Stored data: Begin

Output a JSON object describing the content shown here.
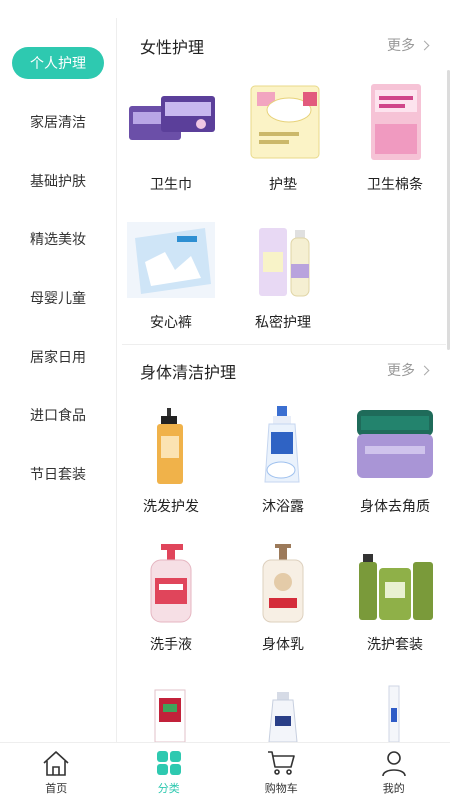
{
  "sidebar": {
    "items": [
      {
        "label": "个人护理",
        "active": true
      },
      {
        "label": "家居清洁",
        "active": false
      },
      {
        "label": "基础护肤",
        "active": false
      },
      {
        "label": "精选美妆",
        "active": false
      },
      {
        "label": "母婴儿童",
        "active": false
      },
      {
        "label": "居家日用",
        "active": false
      },
      {
        "label": "进口食品",
        "active": false
      },
      {
        "label": "节日套装",
        "active": false
      }
    ]
  },
  "sections": [
    {
      "title": "女性护理",
      "more": "更多",
      "products": [
        {
          "label": "卫生巾"
        },
        {
          "label": "护垫"
        },
        {
          "label": "卫生棉条"
        },
        {
          "label": "安心裤"
        },
        {
          "label": "私密护理"
        }
      ]
    },
    {
      "title": "身体清洁护理",
      "more": "更多",
      "products": [
        {
          "label": "洗发护发"
        },
        {
          "label": "沐浴露"
        },
        {
          "label": "身体去角质"
        },
        {
          "label": "洗手液"
        },
        {
          "label": "身体乳"
        },
        {
          "label": "洗护套装"
        }
      ]
    }
  ],
  "tabbar": {
    "tabs": [
      {
        "label": "首页",
        "icon": "home-icon"
      },
      {
        "label": "分类",
        "icon": "category-icon",
        "active": true
      },
      {
        "label": "购物车",
        "icon": "cart-icon"
      },
      {
        "label": "我的",
        "icon": "user-icon"
      }
    ]
  },
  "colors": {
    "accent": "#2ec9b0",
    "text": "#222222",
    "muted": "#999999"
  }
}
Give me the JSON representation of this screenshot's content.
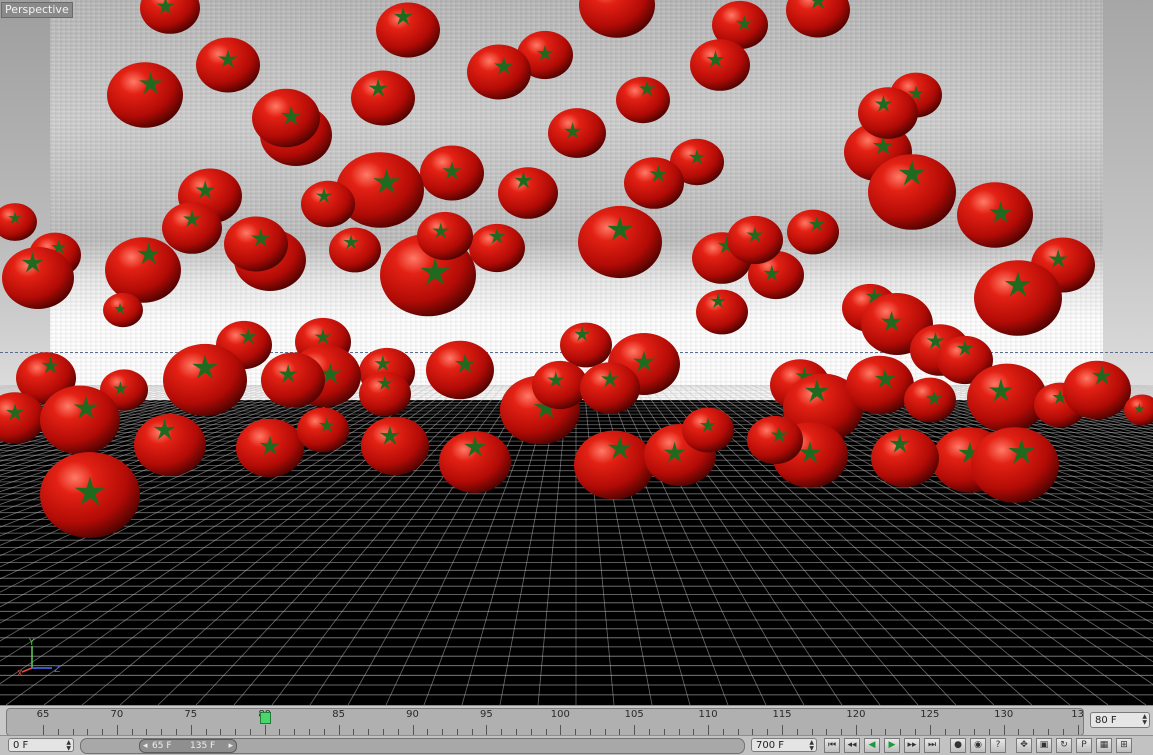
{
  "viewport": {
    "label": "Perspective",
    "axes": {
      "y": "Y",
      "x": "X",
      "z": "Z"
    }
  },
  "timeline": {
    "ticks": [
      "65",
      "70",
      "75",
      "80",
      "85",
      "90",
      "95",
      "100",
      "105",
      "110",
      "115",
      "120",
      "125",
      "130",
      "13"
    ],
    "current_frame": "80 F",
    "playhead_frame": 80
  },
  "transport": {
    "start_field": "0 F",
    "range_start": "65 F",
    "range_end": "135 F",
    "end_field": "700 F",
    "buttons": [
      {
        "name": "go-to-start-button",
        "icon": "go-to-start-icon",
        "glyph": "⏮"
      },
      {
        "name": "prev-key-button",
        "icon": "prev-key-icon",
        "glyph": "◂◂"
      },
      {
        "name": "play-backward-button",
        "icon": "play-backward-icon",
        "glyph": "◀"
      },
      {
        "name": "play-forward-button",
        "icon": "play-forward-icon",
        "glyph": "▶"
      },
      {
        "name": "next-key-button",
        "icon": "next-key-icon",
        "glyph": "▸▸"
      },
      {
        "name": "go-to-end-button",
        "icon": "go-to-end-icon",
        "glyph": "⏭"
      },
      {
        "name": "record-active-button",
        "icon": "record-icon",
        "glyph": "●"
      },
      {
        "name": "autokey-button",
        "icon": "autokey-icon",
        "glyph": "◉"
      },
      {
        "name": "keyframe-help-button",
        "icon": "help-icon",
        "glyph": "?"
      },
      {
        "name": "key-position-button",
        "icon": "move-icon",
        "glyph": "✥"
      },
      {
        "name": "key-scale-button",
        "icon": "scale-icon",
        "glyph": "▣"
      },
      {
        "name": "key-rotation-button",
        "icon": "rotate-icon",
        "glyph": "↻"
      },
      {
        "name": "key-parameter-button",
        "icon": "parameter-icon",
        "glyph": "P"
      },
      {
        "name": "key-pla-button",
        "icon": "grid-icon",
        "glyph": "▦"
      },
      {
        "name": "scheme-button",
        "icon": "scheme-icon",
        "glyph": "⊞"
      }
    ]
  },
  "colors": {
    "tomato": "#c8100c",
    "tomato_highlight": "#ff6a5a",
    "tomato_shadow": "#5a0402",
    "stem": "#1f6a1f",
    "playhead": "#4ad66a"
  }
}
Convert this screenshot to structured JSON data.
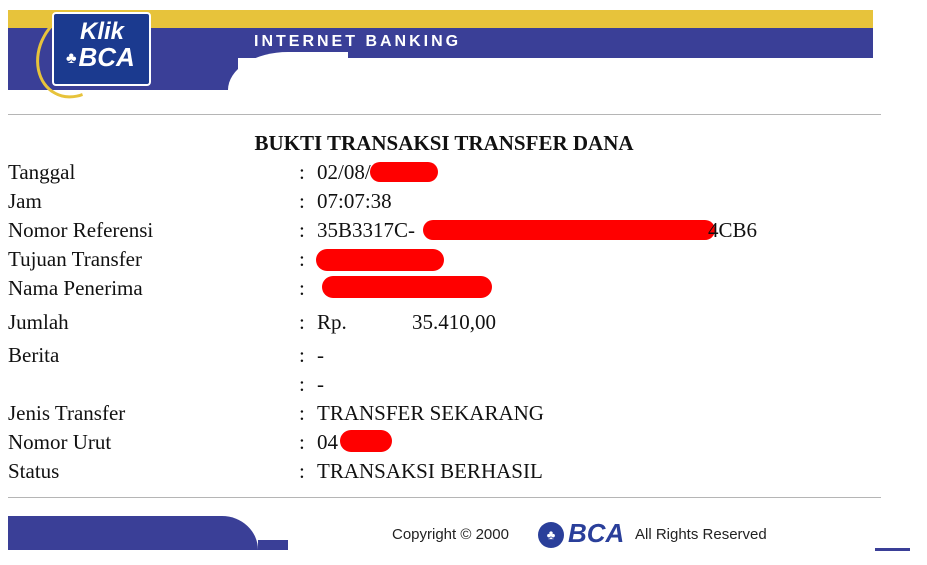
{
  "header": {
    "title": "INTERNET BANKING",
    "logo_top": "Klik",
    "logo_bottom": "BCA",
    "logo_mark": "♣",
    "colors": {
      "blue": "#3a3f97",
      "yellow": "#e7c33b",
      "logo_blue": "#1b3a8f"
    }
  },
  "receipt": {
    "title": "BUKTI TRANSAKSI TRANSFER DANA",
    "rows": [
      {
        "label": "Tanggal",
        "colon": ":",
        "value": "02/08/"
      },
      {
        "label": "Jam",
        "colon": ":",
        "value": "07:07:38"
      },
      {
        "label": "Nomor Referensi",
        "colon": ":",
        "value": "35B3317C-",
        "value_suffix": "4CB6"
      },
      {
        "label": "Tujuan Transfer",
        "colon": ":",
        "value": ""
      },
      {
        "label": "Nama Penerima",
        "colon": ":",
        "value": ""
      },
      {
        "label": "Jumlah",
        "colon": ":",
        "value": "Rp.",
        "amount": "35.410,00"
      },
      {
        "label": "Berita",
        "colon": ":",
        "value": "-"
      },
      {
        "label": "",
        "colon": ":",
        "value": "-"
      },
      {
        "label": "Jenis Transfer",
        "colon": ":",
        "value": "TRANSFER SEKARANG"
      },
      {
        "label": "Nomor Urut",
        "colon": ":",
        "value": "04"
      },
      {
        "label": "Status",
        "colon": ":",
        "value": "TRANSAKSI BERHASIL"
      }
    ],
    "redaction_color": "#ff0000"
  },
  "footer": {
    "copyright": "Copyright © 2000",
    "brand": "BCA",
    "rights": "All Rights Reserved"
  }
}
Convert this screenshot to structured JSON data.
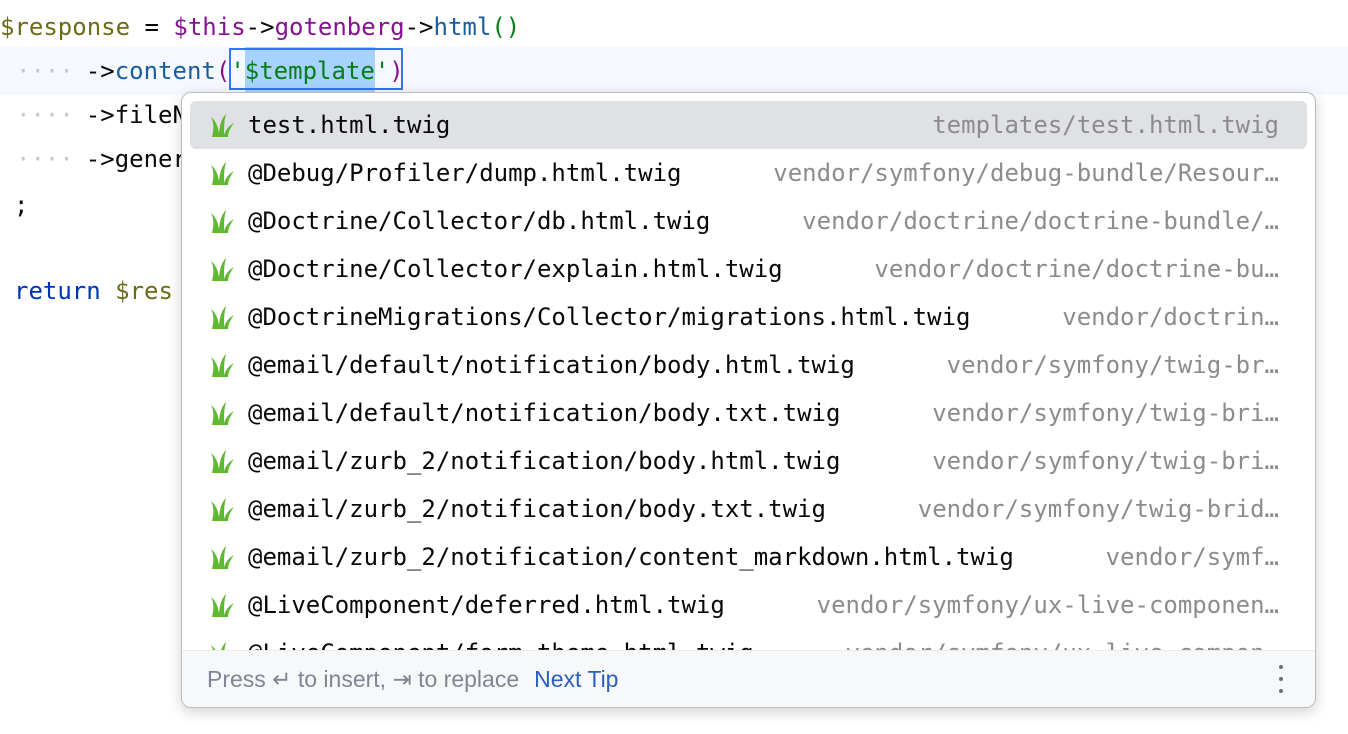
{
  "editor": {
    "line1": {
      "var": "$response",
      "eq": " = ",
      "this": "$this",
      "arrow1": "->",
      "prop": "gotenberg",
      "arrow2": "->",
      "call": "html",
      "parens": "()"
    },
    "line2": {
      "indent": "····",
      "arrow": "->",
      "call": "content",
      "open": "(",
      "quote_open": "'",
      "selected": "$template",
      "quote_close": "'",
      "close": ")"
    },
    "line3": {
      "indent": "····",
      "text": "->fileN"
    },
    "line4": {
      "indent": "····",
      "text": "->gener"
    },
    "line5": {
      "text": ";"
    },
    "line7": {
      "kw": "return",
      "space": " ",
      "var": "$res"
    }
  },
  "completion": {
    "items": [
      {
        "name": "test.html.twig",
        "path": "templates/test.html.twig"
      },
      {
        "name": "@Debug/Profiler/dump.html.twig",
        "path": "vendor/symfony/debug-bundle/Resour…"
      },
      {
        "name": "@Doctrine/Collector/db.html.twig",
        "path": "vendor/doctrine/doctrine-bundle/…"
      },
      {
        "name": "@Doctrine/Collector/explain.html.twig",
        "path": "vendor/doctrine/doctrine-bu…"
      },
      {
        "name": "@DoctrineMigrations/Collector/migrations.html.twig",
        "path": "vendor/doctrin…"
      },
      {
        "name": "@email/default/notification/body.html.twig",
        "path": "vendor/symfony/twig-br…"
      },
      {
        "name": "@email/default/notification/body.txt.twig",
        "path": "vendor/symfony/twig-bri…"
      },
      {
        "name": "@email/zurb_2/notification/body.html.twig",
        "path": "vendor/symfony/twig-bri…"
      },
      {
        "name": "@email/zurb_2/notification/body.txt.twig",
        "path": "vendor/symfony/twig-brid…"
      },
      {
        "name": "@email/zurb_2/notification/content_markdown.html.twig",
        "path": "vendor/symf…"
      },
      {
        "name": "@LiveComponent/deferred.html.twig",
        "path": "vendor/symfony/ux-live-componen…"
      },
      {
        "name": "@LiveComponent/form_theme.html.twig",
        "path": "vendor/symfony/ux-live-compon…"
      }
    ],
    "icon": "twig-leaf-icon",
    "footer": {
      "hint": "Press ↵ to insert, ⇥ to replace",
      "tip": "Next Tip"
    }
  }
}
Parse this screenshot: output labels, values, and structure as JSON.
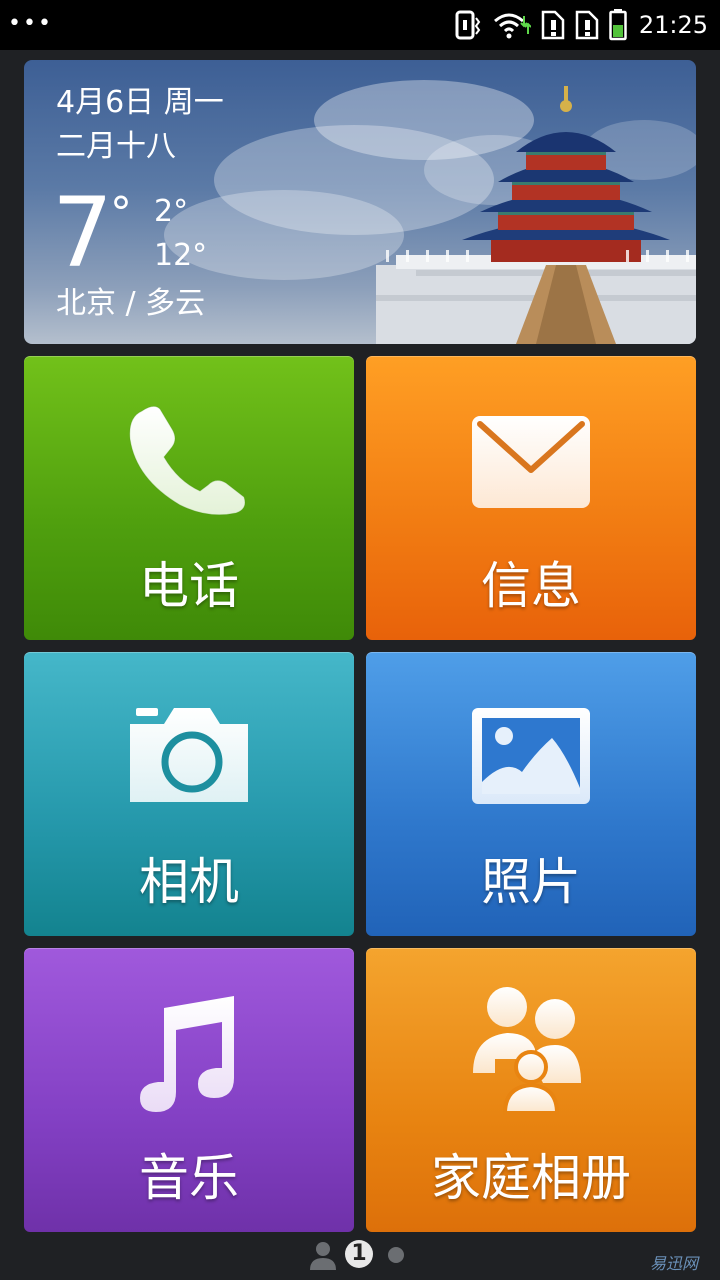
{
  "status_bar": {
    "menu_dots": "•••",
    "time": "21:25",
    "icons": [
      "vibrate-icon",
      "wifi-icon",
      "sim1-alert-icon",
      "sim2-alert-icon",
      "battery-icon"
    ]
  },
  "weather": {
    "date": "4月6日 周一",
    "lunar_date": "二月十八",
    "temperature": "7",
    "degree_symbol": "°",
    "low": "2°",
    "high": "12°",
    "city_condition": "北京 / 多云"
  },
  "tiles": {
    "phone": {
      "label": "电话",
      "icon": "phone-icon",
      "color": "#5aac12"
    },
    "messages": {
      "label": "信息",
      "icon": "envelope-icon",
      "color": "#f2761a"
    },
    "camera": {
      "label": "相机",
      "icon": "camera-icon",
      "color": "#2a9cb0"
    },
    "photos": {
      "label": "照片",
      "icon": "picture-icon",
      "color": "#3383d6"
    },
    "music": {
      "label": "音乐",
      "icon": "music-note-icon",
      "color": "#8a45c9"
    },
    "family_album": {
      "label": "家庭相册",
      "icon": "family-icon",
      "color": "#ea8614"
    }
  },
  "pager": {
    "current_page": "1",
    "total_page_dots": 2
  },
  "watermark": "易迅网"
}
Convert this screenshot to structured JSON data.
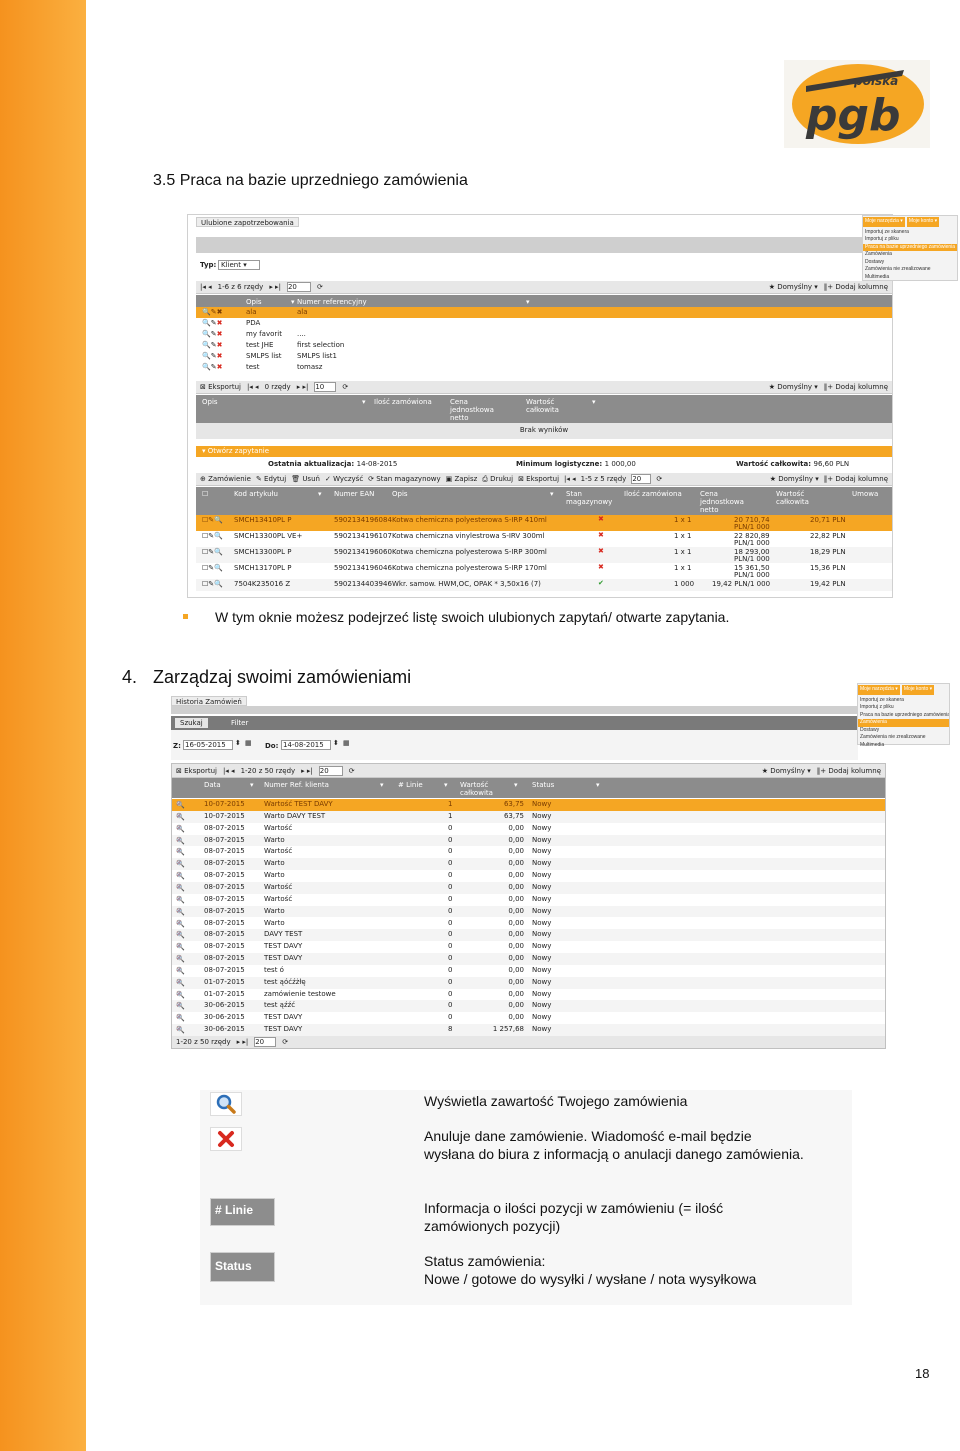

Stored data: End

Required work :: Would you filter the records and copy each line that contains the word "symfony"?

Result for this exercise ::
        "path": "vendor/symfony/debug-bundle/Resour…"
        "path": "vendor/symfony/twig-br…"
        "path": "vendor/symfony/twig-bri…"
        "path": "vendor/symfony/twig-bri…"
        "path": "vendor/symfony/twig-brid…"
        "path": "vendor/symfony/ux-live-componen…"
        "path": "vendor/symfony/ux-live-compon…"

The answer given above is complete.